NURSING MANAGEMENT: Careful assessment of the disease status, with regular monitoring of vital signs (including frequent measurement of blood pressure), fluid balance, and behavior

Evaluate and record the volume and character of urine, and weigh the patient daily.

Observe for signs of dehydration in children with restricted fluid intake, especially those who are not severely edematous or those who have lost weight.

For most patients a regular diet is allowed, but it should contain no added salt. Foods high in sodium and salted treats are eliminated, and parents/patients and friends are advised not to bring snacks such as potato chips or pretzels.

Fluid restriction, if prescribed, is more difficult, and the amount permitted should be evenly divided throughout the waking hours.

Assess respiratory system for lung sounds, difficulty breathing, crackles in the lungs suggesting fluid overload Assess cardiovascular status, heart rate, heart sounds, presence of S3 suggesting fluid overload.

Assess extremities for edema.

Monitor serum electrolytes, BUN, and creatinine.

If severe hypertension is present monitor the patients neurological status closely and implement seizure precautions if necessary.

Patient and Family Teaching Educate the patient/caregivers about appropriate dietary management/restrictions.

Provide parent/patient education and support in preparation for discharge and home care; include education in home management and the need for follow-up care and health supervision.

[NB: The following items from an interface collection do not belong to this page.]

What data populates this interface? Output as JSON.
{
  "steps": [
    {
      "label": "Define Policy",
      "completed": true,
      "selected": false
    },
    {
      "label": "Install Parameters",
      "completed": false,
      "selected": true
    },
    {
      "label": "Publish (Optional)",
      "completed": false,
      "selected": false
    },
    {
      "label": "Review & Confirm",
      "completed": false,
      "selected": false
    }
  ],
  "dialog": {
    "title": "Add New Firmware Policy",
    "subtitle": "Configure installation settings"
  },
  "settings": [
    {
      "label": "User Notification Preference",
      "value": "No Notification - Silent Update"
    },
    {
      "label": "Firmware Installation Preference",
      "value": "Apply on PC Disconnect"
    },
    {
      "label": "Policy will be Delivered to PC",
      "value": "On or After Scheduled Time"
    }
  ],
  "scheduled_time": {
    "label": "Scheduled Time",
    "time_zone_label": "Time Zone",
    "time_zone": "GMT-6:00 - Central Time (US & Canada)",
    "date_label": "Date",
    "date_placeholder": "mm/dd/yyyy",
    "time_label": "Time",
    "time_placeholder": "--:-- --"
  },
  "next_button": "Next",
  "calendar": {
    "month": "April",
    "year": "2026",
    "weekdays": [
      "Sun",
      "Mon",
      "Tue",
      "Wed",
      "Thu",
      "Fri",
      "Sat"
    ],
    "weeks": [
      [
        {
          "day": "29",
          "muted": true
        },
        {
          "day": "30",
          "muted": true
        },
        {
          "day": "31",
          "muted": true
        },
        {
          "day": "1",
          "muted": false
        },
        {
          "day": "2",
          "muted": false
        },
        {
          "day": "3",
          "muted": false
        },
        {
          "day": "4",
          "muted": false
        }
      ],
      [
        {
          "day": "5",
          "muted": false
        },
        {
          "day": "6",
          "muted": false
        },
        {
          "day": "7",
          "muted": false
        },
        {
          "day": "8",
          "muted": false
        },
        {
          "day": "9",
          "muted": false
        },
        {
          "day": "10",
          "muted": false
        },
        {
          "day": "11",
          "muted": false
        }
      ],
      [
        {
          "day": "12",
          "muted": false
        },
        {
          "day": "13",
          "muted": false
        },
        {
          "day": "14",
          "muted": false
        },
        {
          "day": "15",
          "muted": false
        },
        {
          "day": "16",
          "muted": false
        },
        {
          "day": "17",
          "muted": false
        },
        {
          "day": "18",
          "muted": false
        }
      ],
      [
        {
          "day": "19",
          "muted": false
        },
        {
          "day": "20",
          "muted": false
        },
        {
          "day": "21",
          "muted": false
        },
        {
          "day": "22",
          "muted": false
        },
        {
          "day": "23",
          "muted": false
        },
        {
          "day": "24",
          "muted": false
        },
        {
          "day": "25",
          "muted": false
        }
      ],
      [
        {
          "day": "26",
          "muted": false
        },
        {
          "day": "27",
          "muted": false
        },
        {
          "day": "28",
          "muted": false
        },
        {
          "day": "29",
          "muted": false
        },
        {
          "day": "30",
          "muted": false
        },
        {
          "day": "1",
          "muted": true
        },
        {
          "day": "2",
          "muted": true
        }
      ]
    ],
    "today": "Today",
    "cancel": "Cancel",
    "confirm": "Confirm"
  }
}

Stress to the patient the need for regular blood pressure, urine protein, and renal function assessments during the convalescent months to detect recurrence. Teach the family about administration and side effects of antibiotics, corticosteroids, diuretics and antihypertensive medications.

Advise the patient with a history of chronic upper respiratory tract infections to report immediately signs and symptoms of infection (such as fever or sore throat).

Encourage a pregnant woman with a history of the disorder to have frequent medical evaluations because pregnancy further stresses the kidneys and increases the risk of chronic renal failure.